DALLAS – J.J. Barea knows all too well that strong mutual interest in his return doesn’t guarantee that he’ll be back with the Dallas Mavericks next season.
He’s lived that experience once, leaving for Minnesota after the lockout when he would have loved to stay in Dallas to defend a championship he played a key role in winning.
“This time, I think it’ll be a lot easier to keep me around,” Barea said last week.
In other words, the Mavs won’t have to come close to matching a four-year, $18 million deal, like the one Barea signed the last time he tested free agency. But that doesn’t mean Barea, a productive backup guard and part-time starter at 30, would be willing to settle for the veteran’s minimum.
A source said Barea is hoping to sign a two- or three-year deal that would pay an annual salary in the $3 million range.
The Mavs will undoubtedly have a hometown advantage in the Barea contract discussions this summer. He doesn’t attempt to deny that.
“I want to [come back], and hopefully this time we make it work,” Barea said. “I had a lot of fun this year. I enjoyed being back. It feels like home for me here in Dallas, so hopefully I can come back and finish my career here for the next couple years.”
The Mavs won’t necessarily have to win a bidding war to keep Barea. They just can’t assume he’ll take the minimum if there are multi-year offers for significantly more money on the table.
Barea has a little bit of leverage, too, considering Dallas’ situation at point guard after the Rajon Rondo trade blew up like a bad chemistry experiment.
The Mavs, who have other priorities in free agency, might have to fill the point guard position with a relatively inexpensive committee next season. Devin Harris ($4.05 million) and Raymond Felton (player option for $3.95 million) are under contract, but there’s a clear need for more competent depth.
The Mavs know they can count on Barea to run the offense the way coach Rick Carlisle wants. He was a quality role player this season, averaging 17.7 minutes per game, with the Mavs going 7-5 with him as a starter, including the playoffs. The Mavs averaged 109.4 points per 100 possessions with Barea on the floor, compared to 105.9 when he wasn’t. The only point guards in the league with better assist-to-turnover ratios were Chris Paul and Ty Lawson.

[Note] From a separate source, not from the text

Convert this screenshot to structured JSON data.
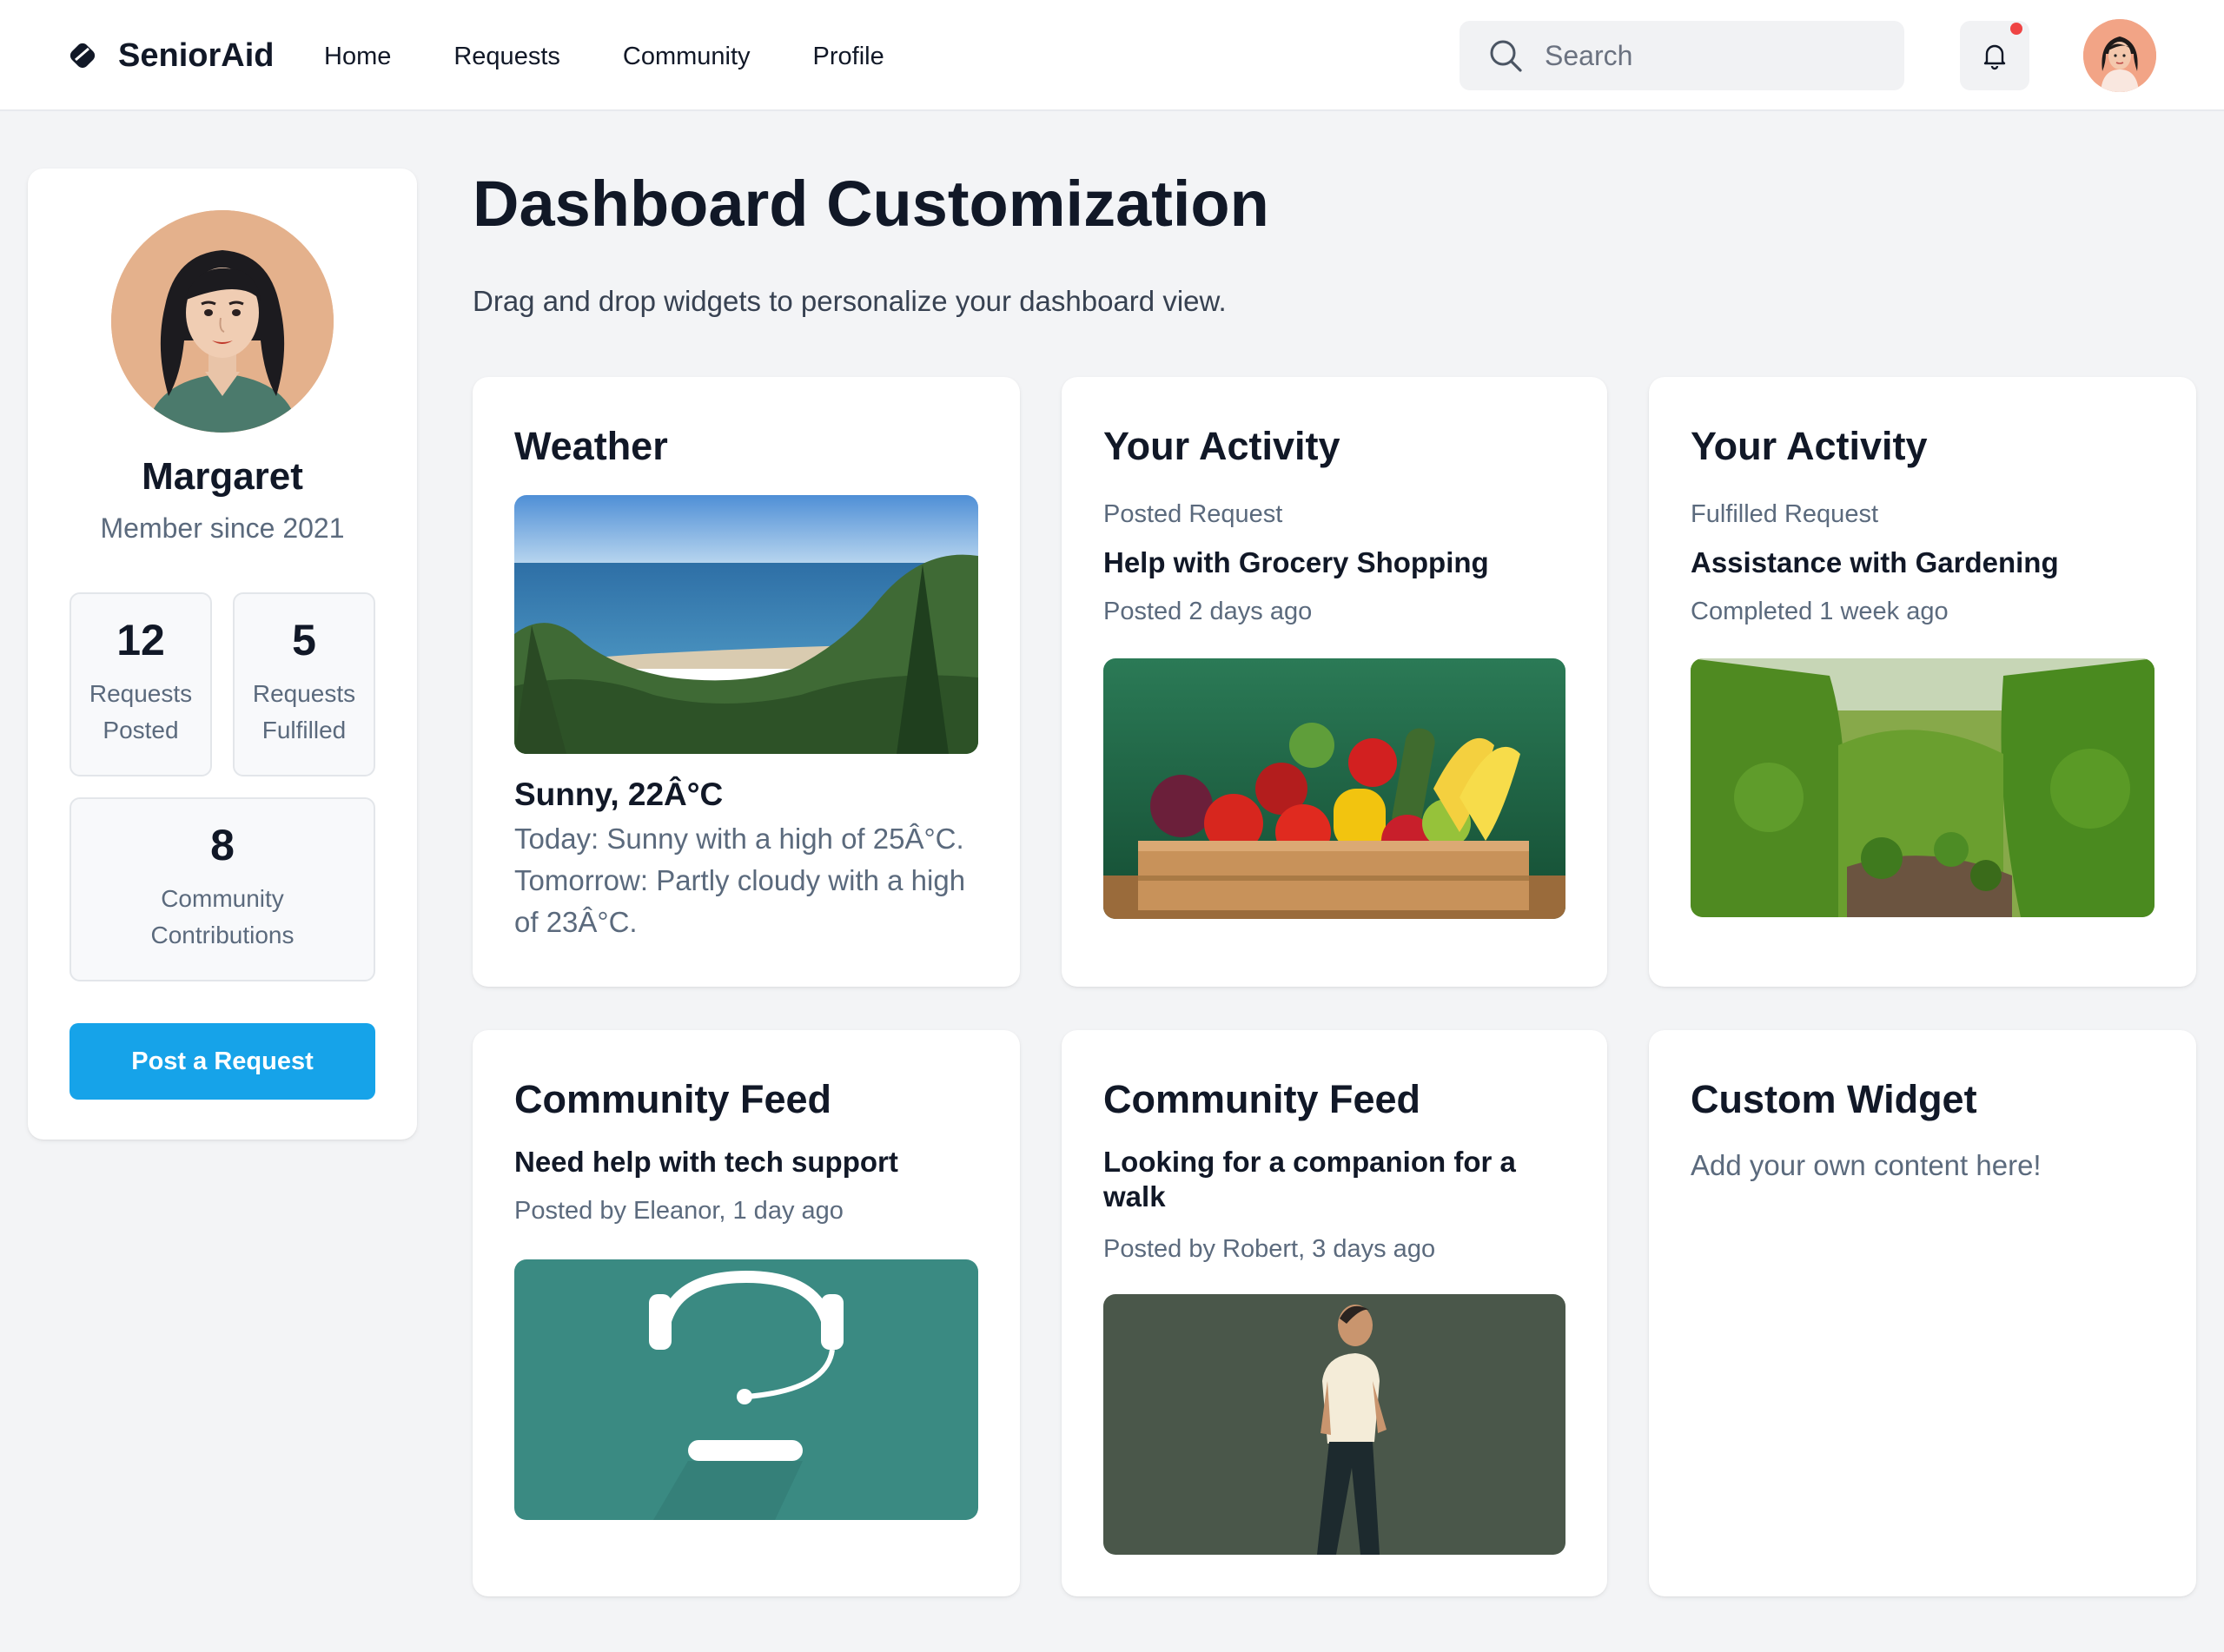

“I think it’s a good fit for me and for them,” Barea said. “I think I’ll be able to help the team, especially with coach and this system.”

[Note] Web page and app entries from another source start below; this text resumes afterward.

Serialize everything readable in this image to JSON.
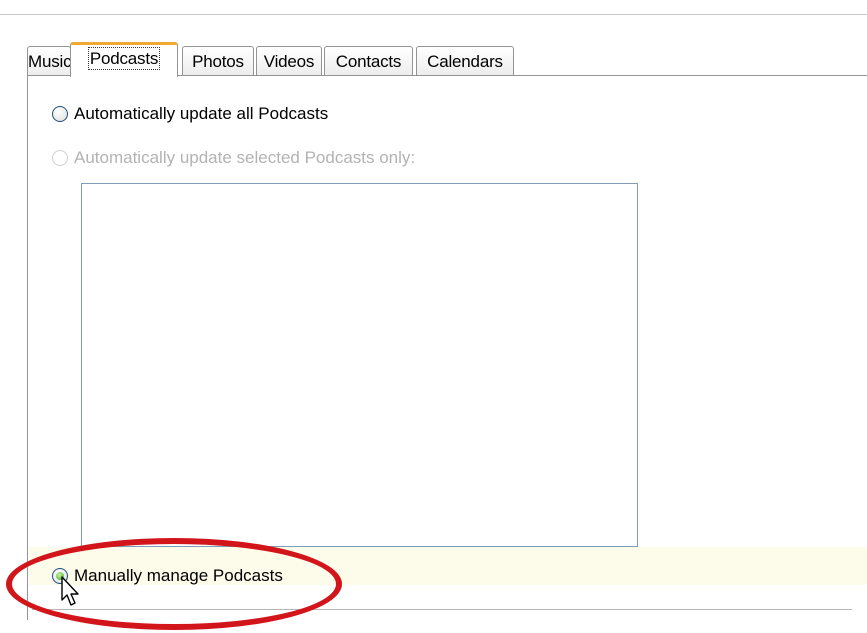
{
  "tabs": [
    {
      "label": "Music",
      "selected": false
    },
    {
      "label": "Podcasts",
      "selected": true
    },
    {
      "label": "Photos",
      "selected": false
    },
    {
      "label": "Videos",
      "selected": false
    },
    {
      "label": "Contacts",
      "selected": false
    },
    {
      "label": "Calendars",
      "selected": false
    }
  ],
  "options": {
    "auto_all": {
      "label": "Automatically update all Podcasts",
      "checked": false,
      "enabled": true
    },
    "auto_selected": {
      "label": "Automatically update selected Podcasts only:",
      "checked": false,
      "enabled": false
    },
    "manual": {
      "label": "Manually manage Podcasts",
      "checked": true,
      "enabled": true
    }
  },
  "colors": {
    "highlight": "#d2141b",
    "selected_tab_accent": "#f2a931"
  },
  "icons": {
    "cursor": "arrow-cursor-icon"
  }
}
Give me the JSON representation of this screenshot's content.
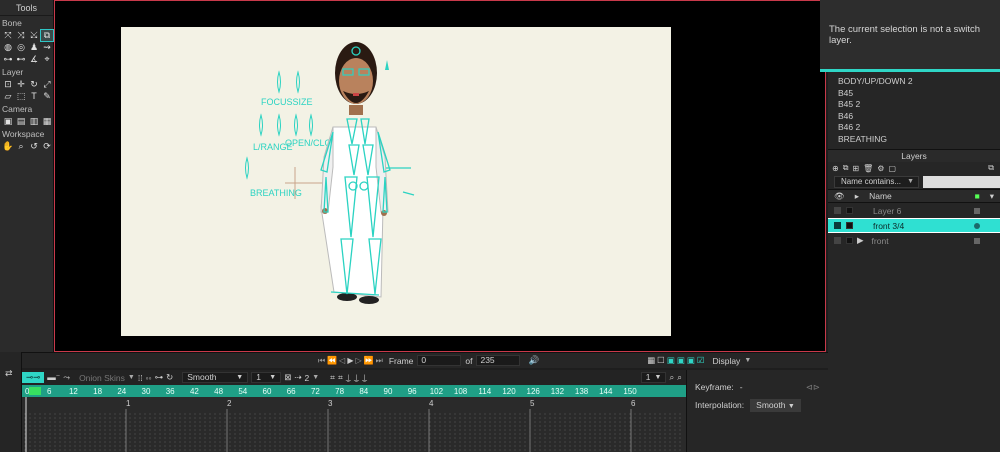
{
  "tools": {
    "title": "Tools",
    "sections": [
      {
        "label": "Bone",
        "rows": [
          [
            "bone-transform",
            "bone-add",
            "bone-select",
            "bone-reparent"
          ],
          [
            "bone-strength",
            "bone-offset",
            "bone-physics",
            "bone-manipulate"
          ],
          [
            "bone-lock",
            "bone-smart",
            "bone-angle",
            "bone-target"
          ]
        ]
      },
      {
        "label": "Layer",
        "rows": [
          [
            "layer-transform",
            "layer-translate",
            "layer-rotate",
            "layer-scale"
          ],
          [
            "layer-shear",
            "layer-select",
            "layer-text",
            "layer-eyedropper"
          ]
        ]
      },
      {
        "label": "Camera",
        "rows": [
          [
            "camera-track",
            "camera-zoom",
            "camera-roll",
            "camera-pan"
          ]
        ]
      },
      {
        "label": "Workspace",
        "rows": [
          [
            "workspace-pan",
            "workspace-zoom",
            "workspace-rotate",
            "workspace-orbit"
          ]
        ]
      }
    ]
  },
  "canvas": {
    "labels": [
      "FOCUSSIZE",
      "L/RANGE",
      "OPEN/CLOSE",
      "BREATHING"
    ]
  },
  "tooltip": {
    "text": "The current selection is not a switch layer."
  },
  "actions": {
    "items": [
      "BODY/UP/DOWN 2",
      "B45",
      "B45 2",
      "B46",
      "B46 2",
      "BREATHING"
    ]
  },
  "layers": {
    "title": "Layers",
    "filter_label": "Name contains...",
    "name_header": "Name",
    "rows": [
      {
        "name": "Layer 6",
        "active": false
      },
      {
        "name": "front 3/4",
        "active": true
      },
      {
        "name": "front",
        "active": false
      }
    ]
  },
  "playback": {
    "frame_label": "Frame",
    "frame_value": "0",
    "of_label": "of",
    "total_frames": "235",
    "display_label": "Display"
  },
  "timeline_toolbar": {
    "onion_skins": "Onion Skins",
    "interp": "Smooth",
    "step": "1",
    "range_end": "2",
    "zoom": "1"
  },
  "timeline": {
    "frame_ticks": [
      "0",
      "6",
      "12",
      "18",
      "24",
      "30",
      "36",
      "42",
      "48",
      "54",
      "60",
      "66",
      "72",
      "78",
      "84",
      "90",
      "96",
      "102",
      "108",
      "114",
      "120",
      "126",
      "132",
      "138",
      "144",
      "150"
    ],
    "second_ticks": [
      "1",
      "2",
      "3",
      "4",
      "5",
      "6"
    ]
  },
  "keyframe_panel": {
    "keyframe_label": "Keyframe:",
    "keyframe_value": "-",
    "interpolation_label": "Interpolation:",
    "interpolation_value": "Smooth"
  },
  "colors": {
    "accent": "#2fe0d2",
    "timeline_green": "#1f9f86",
    "viewport_border": "#c8394a",
    "stage_bg": "#f3f2e5"
  }
}
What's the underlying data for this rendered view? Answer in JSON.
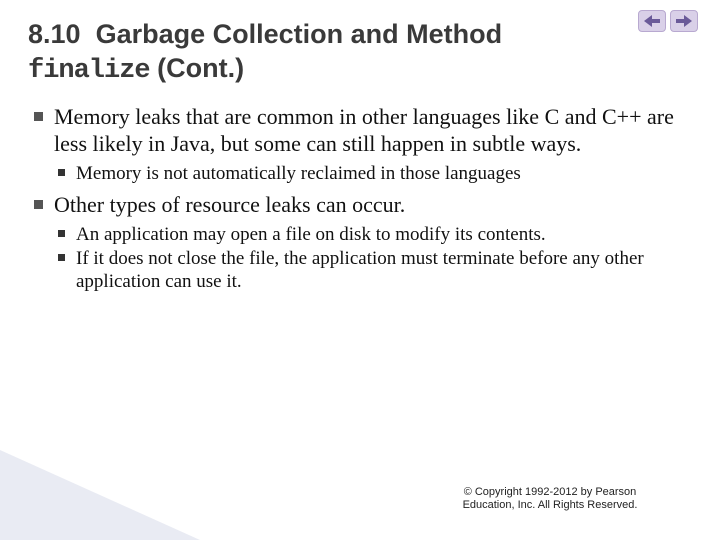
{
  "nav": {
    "prev_icon": "prev-arrow",
    "next_icon": "next-arrow"
  },
  "title": {
    "section_no": "8.10",
    "main": "Garbage Collection and Method",
    "code": "finalize",
    "suffix": "(Cont.)"
  },
  "bullets": [
    {
      "text": "Memory leaks that are common in other languages like C and C++ are less likely in Java, but some can still happen in subtle ways.",
      "sub": [
        "Memory is not automatically reclaimed in those languages"
      ]
    },
    {
      "text": "Other types of resource leaks can occur.",
      "sub": [
        "An application may open a file on disk to modify its contents.",
        "If it does not close the file, the application must terminate before any other application can use it."
      ]
    }
  ],
  "footer": {
    "line1": "© Copyright 1992-2012 by Pearson",
    "line2": "Education, Inc. All Rights Reserved."
  }
}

The Mavs agree. It’s just a matter of making the money work this time around.